Like a tribe of hippies living in a dome, hornets prefer a round home. And like flower children, they are peaceful. The hornets never hurt us.
Spring became summer and as case numbers bobbed along, vacation plans withered. But gardens sprung up, as more homeowners took to fixing their landscapes and outdoor spaces. The mindset became, “If we can’t fly away on vacation, how can we bring that getaway feeling to our home?” Front porches received a fresh coat of paint and a hanging basket or two, while backyard living rooms became an alfresco extension of the home, featuring hardscaped patios with comfortable seating made for socially distant conversation, plus cozy firepits, sleek wetbars, and more. Water features, like garden ponds, waterfalls, or even large-scale babbling brooks further established the summer oasis setting.
In the list of apples that I grow, notice that there was no mention of Red Delicious, Honeycrisp, Empire, or other varieties commonly seen on supermarket shelves and at farmers’ markets. These varieties have the combination of productivity, ability to ship and store well, and eye-appeal demanded by commercial markets. But a backyard apple variety can be chosen with only one consideration in mind — flavor! With over 5000 varieties of apples to choose from why not grow the best?
Everyone’s outdoor spaces are getting a lot more use this year. With the continuing concerns about the pandemic, most of us are staying closer to home. And we learned pretty quickly that four walls can get claustrophobic.
If you’re looking for a themed garden, or staring at some empty pots you bought at a yard sale or a plot of ground that you’ve been meaning to till and plant, why not start with pollinator-friendly native plants?
Anecdotal reports suggest a more dynamic future for Hudson Valley residential real estate than the data about the recent past has indicated. The next two months should test that hypothesis. Meanwhile, the rumor mill will rule.
Energy Square is now alive with tenants. The net-zero-energy mixed-use building on the midtown site of the former Mid-City Lanes will be called home by 79 people who won a housing lottery that left 800 more on the waiting list.
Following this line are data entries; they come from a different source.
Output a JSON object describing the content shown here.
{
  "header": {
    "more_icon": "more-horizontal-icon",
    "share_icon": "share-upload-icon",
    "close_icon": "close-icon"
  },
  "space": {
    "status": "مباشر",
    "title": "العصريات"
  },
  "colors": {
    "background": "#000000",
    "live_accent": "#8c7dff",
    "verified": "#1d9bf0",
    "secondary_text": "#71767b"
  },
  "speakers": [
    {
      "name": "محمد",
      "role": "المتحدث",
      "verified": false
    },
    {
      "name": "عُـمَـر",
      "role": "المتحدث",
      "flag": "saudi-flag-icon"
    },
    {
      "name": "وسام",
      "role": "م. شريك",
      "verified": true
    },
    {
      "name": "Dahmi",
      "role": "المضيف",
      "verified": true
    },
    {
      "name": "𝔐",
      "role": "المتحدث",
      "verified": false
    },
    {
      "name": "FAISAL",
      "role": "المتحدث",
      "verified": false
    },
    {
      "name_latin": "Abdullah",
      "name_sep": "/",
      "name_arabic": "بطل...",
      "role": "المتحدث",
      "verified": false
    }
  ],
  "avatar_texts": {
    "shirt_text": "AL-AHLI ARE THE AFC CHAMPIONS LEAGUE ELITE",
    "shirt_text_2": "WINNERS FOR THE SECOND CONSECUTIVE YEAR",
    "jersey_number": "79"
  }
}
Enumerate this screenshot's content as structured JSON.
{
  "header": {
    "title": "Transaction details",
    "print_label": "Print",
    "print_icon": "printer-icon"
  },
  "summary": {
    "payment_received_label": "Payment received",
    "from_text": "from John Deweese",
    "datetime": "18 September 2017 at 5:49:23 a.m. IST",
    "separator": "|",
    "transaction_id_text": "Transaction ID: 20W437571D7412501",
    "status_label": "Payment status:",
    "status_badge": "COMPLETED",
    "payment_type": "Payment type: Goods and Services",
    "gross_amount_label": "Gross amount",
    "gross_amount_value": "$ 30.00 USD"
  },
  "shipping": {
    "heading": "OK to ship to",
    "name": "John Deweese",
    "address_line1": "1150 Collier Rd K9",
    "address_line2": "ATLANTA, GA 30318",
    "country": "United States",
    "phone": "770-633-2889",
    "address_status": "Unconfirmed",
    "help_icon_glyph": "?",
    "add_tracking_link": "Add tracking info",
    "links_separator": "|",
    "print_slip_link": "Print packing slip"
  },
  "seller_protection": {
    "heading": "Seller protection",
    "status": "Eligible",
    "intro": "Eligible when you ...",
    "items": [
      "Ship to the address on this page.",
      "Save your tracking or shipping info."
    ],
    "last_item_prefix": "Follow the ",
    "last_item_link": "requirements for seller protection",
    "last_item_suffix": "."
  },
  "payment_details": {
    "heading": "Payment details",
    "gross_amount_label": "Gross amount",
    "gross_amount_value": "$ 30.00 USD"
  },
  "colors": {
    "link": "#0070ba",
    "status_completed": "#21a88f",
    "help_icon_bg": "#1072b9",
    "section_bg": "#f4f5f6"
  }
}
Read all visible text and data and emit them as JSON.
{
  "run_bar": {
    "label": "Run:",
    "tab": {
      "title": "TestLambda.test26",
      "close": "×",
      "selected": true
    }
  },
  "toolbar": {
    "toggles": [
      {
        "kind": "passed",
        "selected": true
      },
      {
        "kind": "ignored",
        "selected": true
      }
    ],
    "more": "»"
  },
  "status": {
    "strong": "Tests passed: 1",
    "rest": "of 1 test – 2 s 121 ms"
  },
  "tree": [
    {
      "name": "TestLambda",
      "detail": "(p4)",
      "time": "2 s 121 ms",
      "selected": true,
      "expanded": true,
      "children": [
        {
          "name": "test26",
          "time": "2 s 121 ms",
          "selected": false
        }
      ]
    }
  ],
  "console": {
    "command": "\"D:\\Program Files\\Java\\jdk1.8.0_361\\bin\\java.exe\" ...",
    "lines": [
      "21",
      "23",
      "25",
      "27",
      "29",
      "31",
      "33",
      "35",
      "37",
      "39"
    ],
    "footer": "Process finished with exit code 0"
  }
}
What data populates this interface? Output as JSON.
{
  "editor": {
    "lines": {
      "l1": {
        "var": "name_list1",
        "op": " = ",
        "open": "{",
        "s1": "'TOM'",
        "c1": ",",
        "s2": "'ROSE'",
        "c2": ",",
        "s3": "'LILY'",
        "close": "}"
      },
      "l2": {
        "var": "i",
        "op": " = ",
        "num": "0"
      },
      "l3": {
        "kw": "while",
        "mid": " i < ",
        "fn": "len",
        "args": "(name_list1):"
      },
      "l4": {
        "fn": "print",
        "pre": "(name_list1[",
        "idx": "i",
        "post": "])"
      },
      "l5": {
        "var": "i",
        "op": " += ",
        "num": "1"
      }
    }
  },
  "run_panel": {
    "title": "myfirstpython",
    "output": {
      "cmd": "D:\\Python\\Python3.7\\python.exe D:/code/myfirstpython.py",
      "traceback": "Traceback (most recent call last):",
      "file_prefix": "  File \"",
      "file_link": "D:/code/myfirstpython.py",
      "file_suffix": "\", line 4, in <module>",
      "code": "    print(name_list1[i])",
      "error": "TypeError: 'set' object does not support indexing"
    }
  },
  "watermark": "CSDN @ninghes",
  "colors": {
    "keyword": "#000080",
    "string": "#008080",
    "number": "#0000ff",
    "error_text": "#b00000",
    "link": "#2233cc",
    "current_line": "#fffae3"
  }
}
The ground floor will include new space for the Center for Creative Education, part of which will be sublet for a cafe.
Nurseries are among the few local businesses that have blossomed this spring. While fear of the pandemic may have ravaged the mind, it was planting that revitalized the soul.
The Woodstock Pollinator Pathway is currently working with 52 homeowners and properties around town. “We help people find the right plant hosts,” said Ellie Reese of the Woodstock Land Conservancy. “For caterpillars, say, only milkweed will host a Monarch butterfly. We’re stressing the need for much more than just nectar plants.”
Home may be where the heart is, but for more and more homeowners in the Hudson Valley, it’s also where their heart rates are measured.